MISAWA AIR BASE, Japan -- "Life is change. Growth is optional. Choose wisely," said author Karen Kaiser Clark. 
 
As I reflect on my 28-plus years in the Air Force, I frankly wonder how I've endured. After all, in just the past 10 years, my family and I have moved seven times, I've been stationed at a remote base one time and deployed to combat three times. I've been on temporary duty more times than I can count. My 13-year-old son has attended five different schools. My wife, who is more educated (and personable) than I, worked when the opportunity arose, and has always assisted with the needs of the communities we have lived in. In all cases, she has been overqualified and underpaid. She has always understood the difficulties of this lifestyle.

I was raised in Houston; when I joined the Air Force in 1982, I could count the number of states I'd visited on one hand. I had never been on an airplane until after I completed technical school training. In short, I was a rube.

From the beginning of my career the Air Force engulfed me in change.
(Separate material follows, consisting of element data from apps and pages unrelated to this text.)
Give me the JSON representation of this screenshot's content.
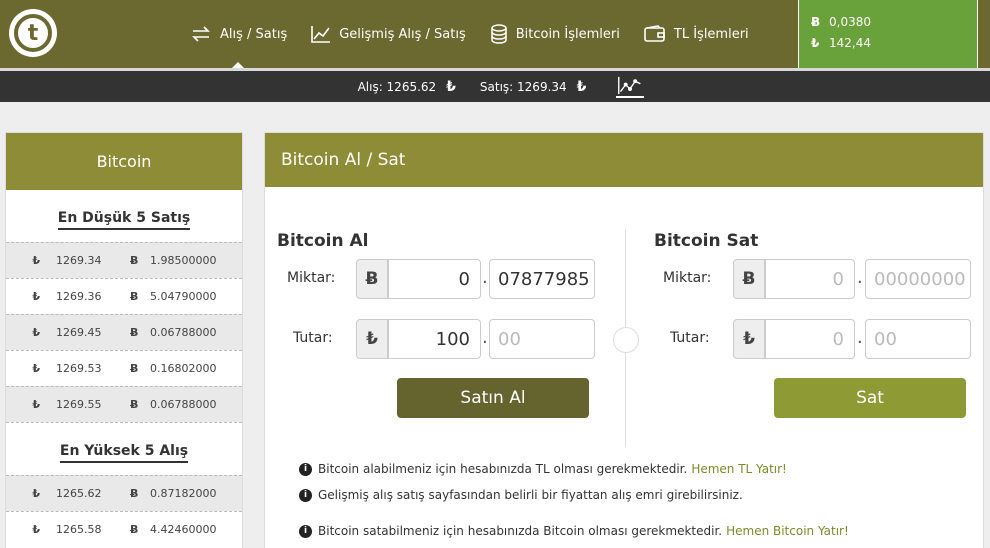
{
  "nav": {
    "items": [
      {
        "label": "Alış / Satış",
        "icon": "exchange-arrows-icon"
      },
      {
        "label": "Gelişmiş Alış / Satış",
        "icon": "line-chart-icon"
      },
      {
        "label": "Bitcoin İşlemleri",
        "icon": "coin-stack-icon"
      },
      {
        "label": "TL İşlemleri",
        "icon": "wallet-icon"
      }
    ]
  },
  "balance": {
    "btc_symbol": "Ƀ",
    "btc": "0,0380",
    "tl_symbol": "₺",
    "tl": "142,44"
  },
  "ticker": {
    "buy_label": "Alış: 1265.62",
    "sell_label": "Satış: 1269.34",
    "tl_symbol": "₺"
  },
  "left": {
    "title": "Bitcoin",
    "sell_title": "En Düşük 5 Satış",
    "buy_title": "En Yüksek 5 Alış",
    "sells": [
      {
        "price": "1269.34",
        "amount": "1.98500000"
      },
      {
        "price": "1269.36",
        "amount": "5.04790000"
      },
      {
        "price": "1269.45",
        "amount": "0.06788000"
      },
      {
        "price": "1269.53",
        "amount": "0.16802000"
      },
      {
        "price": "1269.55",
        "amount": "0.06788000"
      }
    ],
    "buys": [
      {
        "price": "1265.62",
        "amount": "0.87182000"
      },
      {
        "price": "1265.58",
        "amount": "4.42460000"
      }
    ],
    "tl_symbol": "₺",
    "btc_symbol": "Ƀ"
  },
  "main": {
    "title": "Bitcoin Al / Sat",
    "buy": {
      "title": "Bitcoin Al",
      "amount_label": "Miktar:",
      "total_label": "Tutar:",
      "amount_int": "0",
      "amount_dec": "07877985",
      "total_int": "100",
      "total_dec_placeholder": "00",
      "button": "Satın Al"
    },
    "sell": {
      "title": "Bitcoin Sat",
      "amount_label": "Miktar:",
      "total_label": "Tutar:",
      "amount_int_placeholder": "0",
      "amount_dec_placeholder": "00000000",
      "total_int_placeholder": "0",
      "total_dec_placeholder": "00",
      "button": "Sat"
    },
    "btc_symbol": "Ƀ",
    "tl_symbol": "₺",
    "dot": ".",
    "notes": [
      {
        "text": "Bitcoin alabilmeniz için hesabınızda TL olması gerekmektedir.",
        "link": "Hemen TL Yatır!"
      },
      {
        "text": "Gelişmiş alış satış sayfasından belirli bir fiyattan alış emri girebilirsiniz.",
        "link": ""
      },
      {
        "text": "Bitcoin satabilmeniz için hesabınızda Bitcoin olması gerekmektedir.",
        "link": "Hemen Bitcoin Yatır!"
      }
    ],
    "info_icon_glyph": "i"
  },
  "colors": {
    "brand": "#6b6930",
    "header": "#8e8c36",
    "balance_bg": "#69a13a",
    "link": "#7f8a2a"
  }
}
As soon as I became confident in maintaining C-5 Galaxy aircraft, I received orders to work on the F-4 Phantom. Likewise, as soon as I became comfortable living in the continental United States, it was time to move to Germany. Just when I thought I had the Air Force figured out, I had to go work for the Army. Change is part of my lifestyle.

Today, I believe that my success - and my family's strength - can be attributed to the environment of change that the Air Force fosters. My family is certainly not unique. We move around a lot just as you do. We adjust to adversity. We appreciate the good things, the small things - because we know that we may not have them for long. All military members and their families make monumental transitions without skipping a beat - we endure changes that would likely paralyze the average American.

This is our strength.

My challenge to you is to embrace the changes that the Air Force presents.

Welcome new practices, policies and technologies. Make an effort to connect with the Airmen around you, and cultivate new leaders - make your subordinates better than you were. Take pride in what you and those around you have endured and will endure.

Welcome the challenge of change and the growth it affords.